Fear and trembling — those have been our primary religious emotions during the past several weeks. Rosh Hashana and Yom Kippur are traditionally known as the Yamim Nora’im — Days of Awe, frightful days, fearful days. Recognizing that these are days of divine judgment, we felt vulnerable, insecure, and anxious about what the coming year has in store for us.
After all, in our prayers, we actually have asked of the Almighty that he “cast His fear over all of His handiwork, and His awe over all of His creatures.”
Danish philosopher Soren Kierkegaard titled his book about Abraham’s binding of Isaac Fear and Trembling, a sign he discerned the central theme of the passage in Genesis read on Rosh Hashana.
But Judaism does not want us to remain stuck in these overwhelming emotions of anxiety and uncertainty. And so our Torah has provided us with the festival of Sukkot, a time not for fear and trembling, contemplation and soul-searching, but for serenity and joy. We emerge from what mystics call the “dark night of the soul” into the bright light of happiness.
But this happiness is not necessarily one of gala celebration; it is deeper, a feeling of contentment, a happiness that derives from a sense of security and trust.
The central symbol of Sukkot is the sukka. What is the meaning of this simple symbol? And how does it inspire this spiritual attitude of trust?
Rabbi Samson Raphael Hirsch said it best: “The building of the sukka teaches you trust in God. You know that whether men live in huts or in palaces, it is only as pilgrims that they dwell. You know that in this pilgrimage God is our protection. The sukka is a transitory hut that one day will leave us or we will leave it. The walls may fall, the leafy covering may wither in this storm, but the sheltering love of God is everywhere. You dwell in the most fleeting and transitory dwelling as calmly and securely as if it were your house forever.”
And so we redirect our orientation to God — no longer the harsh judge, nor even the compassionate judge.
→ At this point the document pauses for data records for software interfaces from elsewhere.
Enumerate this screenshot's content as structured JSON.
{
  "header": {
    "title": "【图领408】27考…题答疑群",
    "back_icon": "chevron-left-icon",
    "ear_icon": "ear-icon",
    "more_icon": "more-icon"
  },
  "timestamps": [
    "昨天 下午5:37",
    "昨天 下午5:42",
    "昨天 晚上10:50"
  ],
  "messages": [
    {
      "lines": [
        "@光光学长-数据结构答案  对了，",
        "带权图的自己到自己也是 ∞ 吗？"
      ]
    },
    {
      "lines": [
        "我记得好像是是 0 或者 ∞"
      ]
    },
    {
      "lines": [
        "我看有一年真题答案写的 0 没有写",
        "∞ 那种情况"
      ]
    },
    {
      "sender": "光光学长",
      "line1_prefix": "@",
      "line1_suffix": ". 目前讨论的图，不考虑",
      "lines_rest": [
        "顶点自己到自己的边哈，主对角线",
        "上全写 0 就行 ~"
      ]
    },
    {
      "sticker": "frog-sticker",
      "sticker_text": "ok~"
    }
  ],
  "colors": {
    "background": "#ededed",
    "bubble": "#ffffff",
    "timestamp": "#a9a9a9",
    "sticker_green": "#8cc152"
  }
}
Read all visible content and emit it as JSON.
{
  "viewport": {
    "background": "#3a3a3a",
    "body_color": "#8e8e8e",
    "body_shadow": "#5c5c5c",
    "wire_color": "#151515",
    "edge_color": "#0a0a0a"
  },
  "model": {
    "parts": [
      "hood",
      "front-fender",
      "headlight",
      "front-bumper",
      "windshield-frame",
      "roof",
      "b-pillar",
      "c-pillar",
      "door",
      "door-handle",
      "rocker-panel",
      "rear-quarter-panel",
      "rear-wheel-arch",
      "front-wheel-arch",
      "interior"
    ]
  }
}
He is now our shelter and protector, the permanent “Rock of Israel” in the transitory experience we call life.
We effect this shift by using the symbols the holiday provides us, chief among them the sukka. How does the sukka work its wonders? The secret is to enter it respectfully and reflectively, spend as much time as possible in its shade, and invite into it two types of guests: friends and family, with special hospitality for those who may never have enjoyed a sukka experience, and we also symbolically summon the ushpizin, the “ghost guests,” our ancestors going back to Abraham and Sarah.
We immerse ourselves in the sukka, encountering there twin blessings: the companionship of others and cherished memories of those who sat in other sukkot before us, ancestors recent and long gone, who all participated as we do in that protracted pilgrimage known as Jewish history.